Work item: Would you print all of the entries exactly, please, but without their pictures?

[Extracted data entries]
⁂

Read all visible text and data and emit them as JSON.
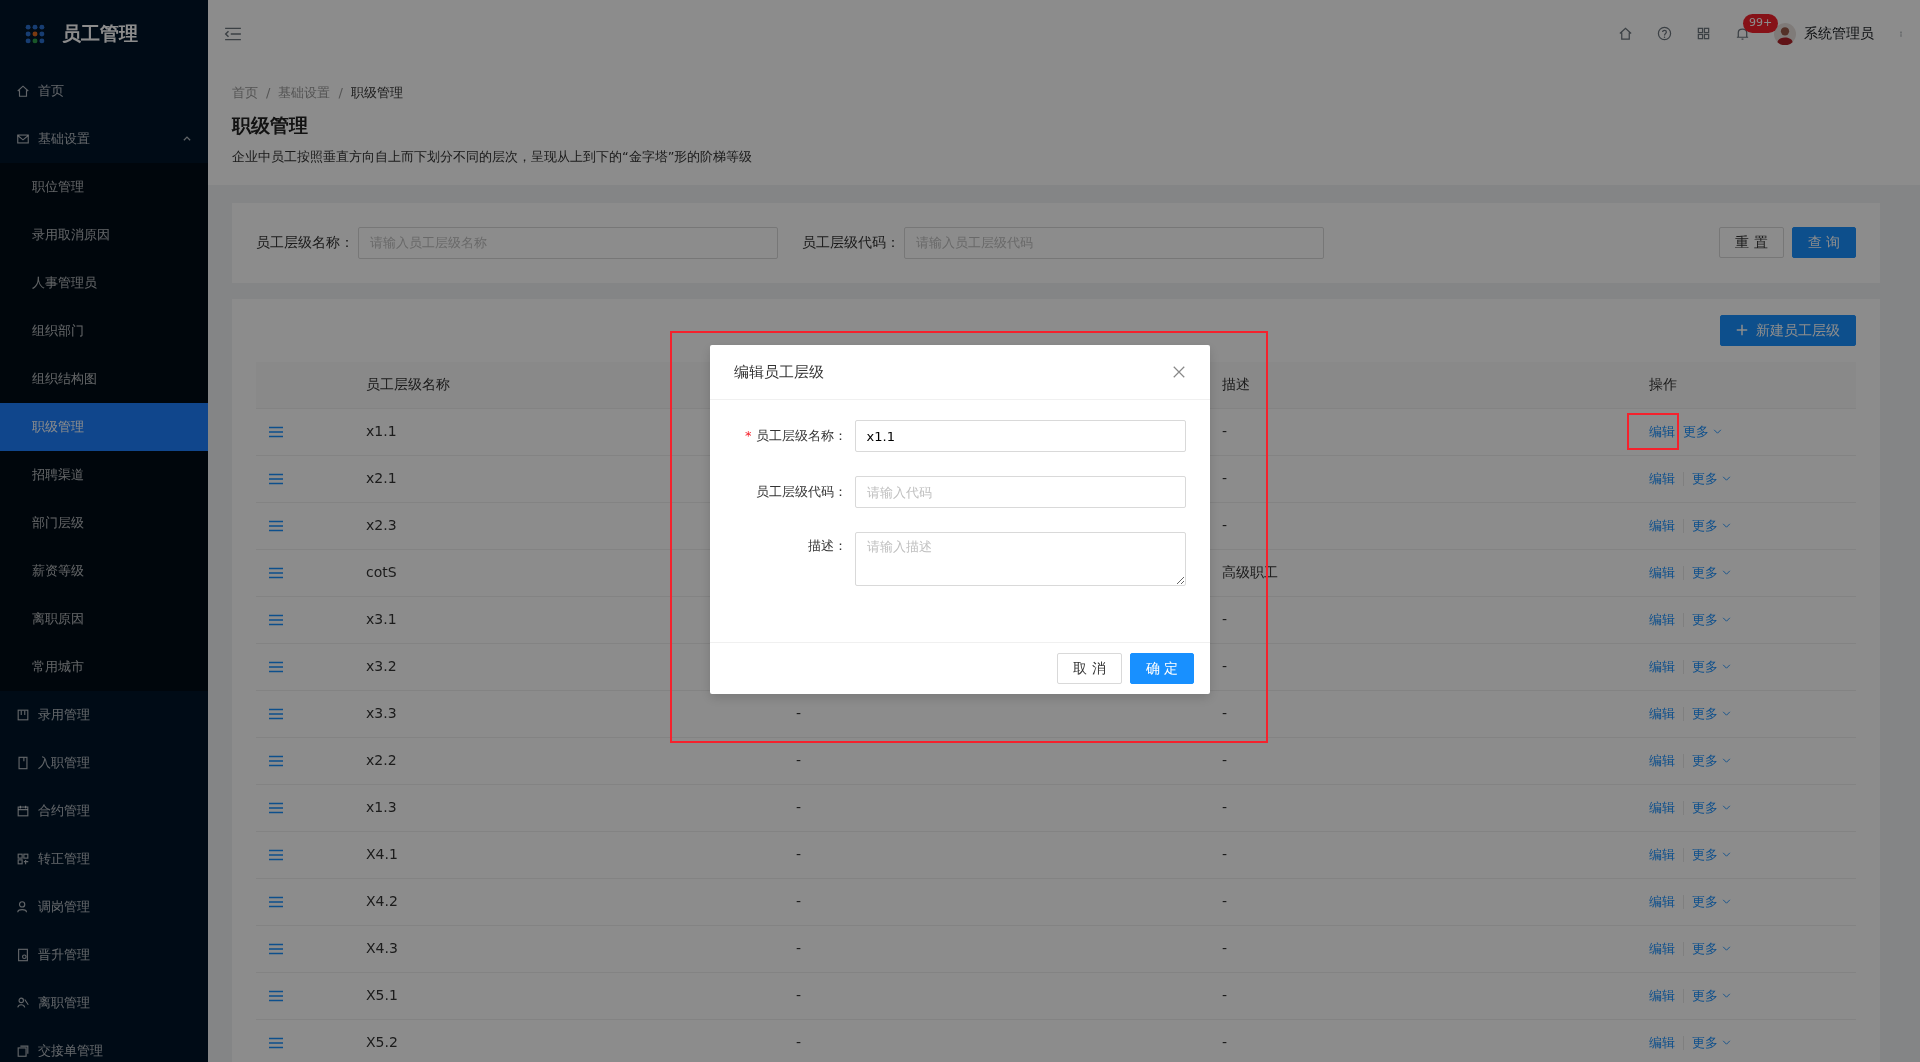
{
  "app": {
    "title": "员工管理"
  },
  "sidebar": {
    "items": [
      {
        "label": "首页",
        "kind": "link",
        "selected": false
      },
      {
        "label": "基础设置",
        "kind": "group",
        "expanded": true,
        "children": [
          {
            "label": "职位管理",
            "selected": false
          },
          {
            "label": "录用取消原因",
            "selected": false
          },
          {
            "label": "人事管理员",
            "selected": false
          },
          {
            "label": "组织部门",
            "selected": false
          },
          {
            "label": "组织结构图",
            "selected": false
          },
          {
            "label": "职级管理",
            "selected": true
          },
          {
            "label": "招聘渠道",
            "selected": false
          },
          {
            "label": "部门层级",
            "selected": false
          },
          {
            "label": "薪资等级",
            "selected": false
          },
          {
            "label": "离职原因",
            "selected": false
          },
          {
            "label": "常用城市",
            "selected": false
          }
        ]
      },
      {
        "label": "录用管理",
        "kind": "link",
        "selected": false
      },
      {
        "label": "入职管理",
        "kind": "link",
        "selected": false
      },
      {
        "label": "合约管理",
        "kind": "link",
        "selected": false
      },
      {
        "label": "转正管理",
        "kind": "link",
        "selected": false
      },
      {
        "label": "调岗管理",
        "kind": "link",
        "selected": false
      },
      {
        "label": "晋升管理",
        "kind": "link",
        "selected": false
      },
      {
        "label": "离职管理",
        "kind": "link",
        "selected": false
      },
      {
        "label": "交接单管理",
        "kind": "link",
        "selected": false
      }
    ]
  },
  "header": {
    "notification_badge": "99+",
    "user": "系统管理员"
  },
  "breadcrumb_separator": "/",
  "breadcrumb": [
    {
      "label": "首页",
      "selected": false
    },
    {
      "label": "基础设置",
      "selected": false
    },
    {
      "label": "职级管理",
      "selected": true
    }
  ],
  "page": {
    "title": "职级管理",
    "description": "企业中员工按照垂直方向自上而下划分不同的层次，呈现从上到下的“金字塔”形的阶梯等级"
  },
  "filters": [
    {
      "label": "员工层级名称：",
      "placeholder": "请输入员工层级名称"
    },
    {
      "label": "员工层级代码：",
      "placeholder": "请输入员工层级代码"
    }
  ],
  "filter_buttons": [
    {
      "label": "重 置",
      "kind": "default"
    },
    {
      "label": "查 询",
      "kind": "primary"
    }
  ],
  "new_button": {
    "label": "新建员工层级"
  },
  "table": {
    "columns": {
      "name": "员工层级名称",
      "description": "描述",
      "actions": "操作"
    },
    "rows": [
      {
        "name": "x1.1",
        "description": "-",
        "actions": [
          "编辑",
          "更多"
        ],
        "highlighted": true
      },
      {
        "name": "x2.1",
        "description": "-",
        "actions": [
          "编辑",
          "更多"
        ],
        "highlighted": false
      },
      {
        "name": "x2.3",
        "description": "-",
        "actions": [
          "编辑",
          "更多"
        ],
        "highlighted": false
      },
      {
        "name": "cotS",
        "description": "高级职工",
        "actions": [
          "编辑",
          "更多"
        ],
        "highlighted": false
      },
      {
        "name": "x3.1",
        "description": "-",
        "actions": [
          "编辑",
          "更多"
        ],
        "highlighted": false
      },
      {
        "name": "x3.2",
        "description": "-",
        "actions": [
          "编辑",
          "更多"
        ],
        "highlighted": false
      },
      {
        "name": "x3.3",
        "column_3": "-",
        "description": "-",
        "actions": [
          "编辑",
          "更多"
        ],
        "highlighted": false
      },
      {
        "name": "x2.2",
        "column_3": "-",
        "description": "-",
        "actions": [
          "编辑",
          "更多"
        ],
        "highlighted": false
      },
      {
        "name": "x1.3",
        "column_3": "-",
        "description": "-",
        "actions": [
          "编辑",
          "更多"
        ],
        "highlighted": false
      },
      {
        "name": "X4.1",
        "column_3": "-",
        "description": "-",
        "actions": [
          "编辑",
          "更多"
        ],
        "highlighted": false
      },
      {
        "name": "X4.2",
        "column_3": "-",
        "description": "-",
        "actions": [
          "编辑",
          "更多"
        ],
        "highlighted": false
      },
      {
        "name": "X4.3",
        "column_3": "-",
        "description": "-",
        "actions": [
          "编辑",
          "更多"
        ],
        "highlighted": false
      },
      {
        "name": "X5.1",
        "column_3": "-",
        "description": "-",
        "actions": [
          "编辑",
          "更多"
        ],
        "highlighted": false
      },
      {
        "name": "X5.2",
        "column_3": "-",
        "description": "-",
        "actions": [
          "编辑",
          "更多"
        ],
        "highlighted": false
      }
    ]
  },
  "dialog": {
    "title": "编辑员工层级",
    "highlighted": true,
    "required_mark": "*",
    "fields": [
      {
        "label": "员工层级名称：",
        "required": true,
        "kind": "input",
        "value": "x1.1"
      },
      {
        "label": "员工层级代码：",
        "required": false,
        "kind": "input",
        "placeholder": "请输入代码"
      },
      {
        "label": "描述：",
        "required": false,
        "kind": "textarea",
        "placeholder": "请输入描述"
      }
    ],
    "buttons": [
      {
        "label": "取 消",
        "kind": "default"
      },
      {
        "label": "确 定",
        "kind": "primary"
      }
    ]
  }
}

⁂

Exercise result:
Read all visible text and data and emit them as JSON.
{
  "app": {
    "title": "员工管理"
  },
  "sidebar": {
    "items": [
      {
        "label": "首页",
        "kind": "link",
        "selected": false
      },
      {
        "label": "基础设置",
        "kind": "group",
        "expanded": true,
        "children": [
          {
            "label": "职位管理",
            "selected": false
          },
          {
            "label": "录用取消原因",
            "selected": false
          },
          {
            "label": "人事管理员",
            "selected": false
          },
          {
            "label": "组织部门",
            "selected": false
          },
          {
            "label": "组织结构图",
            "selected": false
          },
          {
            "label": "职级管理",
            "selected": true
          },
          {
            "label": "招聘渠道",
            "selected": false
          },
          {
            "label": "部门层级",
            "selected": false
          },
          {
            "label": "薪资等级",
            "selected": false
          },
          {
            "label": "离职原因",
            "selected": false
          },
          {
            "label": "常用城市",
            "selected": false
          }
        ]
      },
      {
        "label": "录用管理",
        "kind": "link",
        "selected": false
      },
      {
        "label": "入职管理",
        "kind": "link",
        "selected": false
      },
      {
        "label": "合约管理",
        "kind": "link",
        "selected": false
      },
      {
        "label": "转正管理",
        "kind": "link",
        "selected": false
      },
      {
        "label": "调岗管理",
        "kind": "link",
        "selected": false
      },
      {
        "label": "晋升管理",
        "kind": "link",
        "selected": false
      },
      {
        "label": "离职管理",
        "kind": "link",
        "selected": false
      },
      {
        "label": "交接单管理",
        "kind": "link",
        "selected": false
      }
    ]
  },
  "header": {
    "notification_badge": "99+",
    "user": "系统管理员"
  },
  "breadcrumb_separator": "/",
  "breadcrumb": [
    {
      "label": "首页",
      "selected": false
    },
    {
      "label": "基础设置",
      "selected": false
    },
    {
      "label": "职级管理",
      "selected": true
    }
  ],
  "page": {
    "title": "职级管理",
    "description": "企业中员工按照垂直方向自上而下划分不同的层次，呈现从上到下的“金字塔”形的阶梯等级"
  },
  "filters": [
    {
      "label": "员工层级名称：",
      "placeholder": "请输入员工层级名称"
    },
    {
      "label": "员工层级代码：",
      "placeholder": "请输入员工层级代码"
    }
  ],
  "filter_buttons": [
    {
      "label": "重 置",
      "kind": "default"
    },
    {
      "label": "查 询",
      "kind": "primary"
    }
  ],
  "new_button": {
    "label": "新建员工层级"
  },
  "table": {
    "columns": {
      "name": "员工层级名称",
      "description": "描述",
      "actions": "操作"
    },
    "rows": [
      {
        "name": "x1.1",
        "description": "-",
        "actions": [
          "编辑",
          "更多"
        ],
        "highlighted": true
      },
      {
        "name": "x2.1",
        "description": "-",
        "actions": [
          "编辑",
          "更多"
        ],
        "highlighted": false
      },
      {
        "name": "x2.3",
        "description": "-",
        "actions": [
          "编辑",
          "更多"
        ],
        "highlighted": false
      },
      {
        "name": "cotS",
        "description": "高级职工",
        "actions": [
          "编辑",
          "更多"
        ],
        "highlighted": false
      },
      {
        "name": "x3.1",
        "description": "-",
        "actions": [
          "编辑",
          "更多"
        ],
        "highlighted": false
      },
      {
        "name": "x3.2",
        "description": "-",
        "actions": [
          "编辑",
          "更多"
        ],
        "highlighted": false
      },
      {
        "name": "x3.3",
        "column_3": "-",
        "description": "-",
        "actions": [
          "编辑",
          "更多"
        ],
        "highlighted": false
      },
      {
        "name": "x2.2",
        "column_3": "-",
        "description": "-",
        "actions": [
          "编辑",
          "更多"
        ],
        "highlighted": false
      },
      {
        "name": "x1.3",
        "column_3": "-",
        "description": "-",
        "actions": [
          "编辑",
          "更多"
        ],
        "highlighted": false
      },
      {
        "name": "X4.1",
        "column_3": "-",
        "description": "-",
        "actions": [
          "编辑",
          "更多"
        ],
        "highlighted": false
      },
      {
        "name": "X4.2",
        "column_3": "-",
        "description": "-",
        "actions": [
          "编辑",
          "更多"
        ],
        "highlighted": false
      },
      {
        "name": "X4.3",
        "column_3": "-",
        "description": "-",
        "actions": [
          "编辑",
          "更多"
        ],
        "highlighted": false
      },
      {
        "name": "X5.1",
        "column_3": "-",
        "description": "-",
        "actions": [
          "编辑",
          "更多"
        ],
        "highlighted": false
      },
      {
        "name": "X5.2",
        "column_3": "-",
        "description": "-",
        "actions": [
          "编辑",
          "更多"
        ],
        "highlighted": false
      }
    ]
  },
  "dialog": {
    "title": "编辑员工层级",
    "highlighted": true,
    "required_mark": "*",
    "fields": [
      {
        "label": "员工层级名称：",
        "required": true,
        "kind": "input",
        "value": "x1.1"
      },
      {
        "label": "员工层级代码：",
        "required": false,
        "kind": "input",
        "placeholder": "请输入代码"
      },
      {
        "label": "描述：",
        "required": false,
        "kind": "textarea",
        "placeholder": "请输入描述"
      }
    ],
    "buttons": [
      {
        "label": "取 消",
        "kind": "default"
      },
      {
        "label": "确 定",
        "kind": "primary"
      }
    ]
  }
}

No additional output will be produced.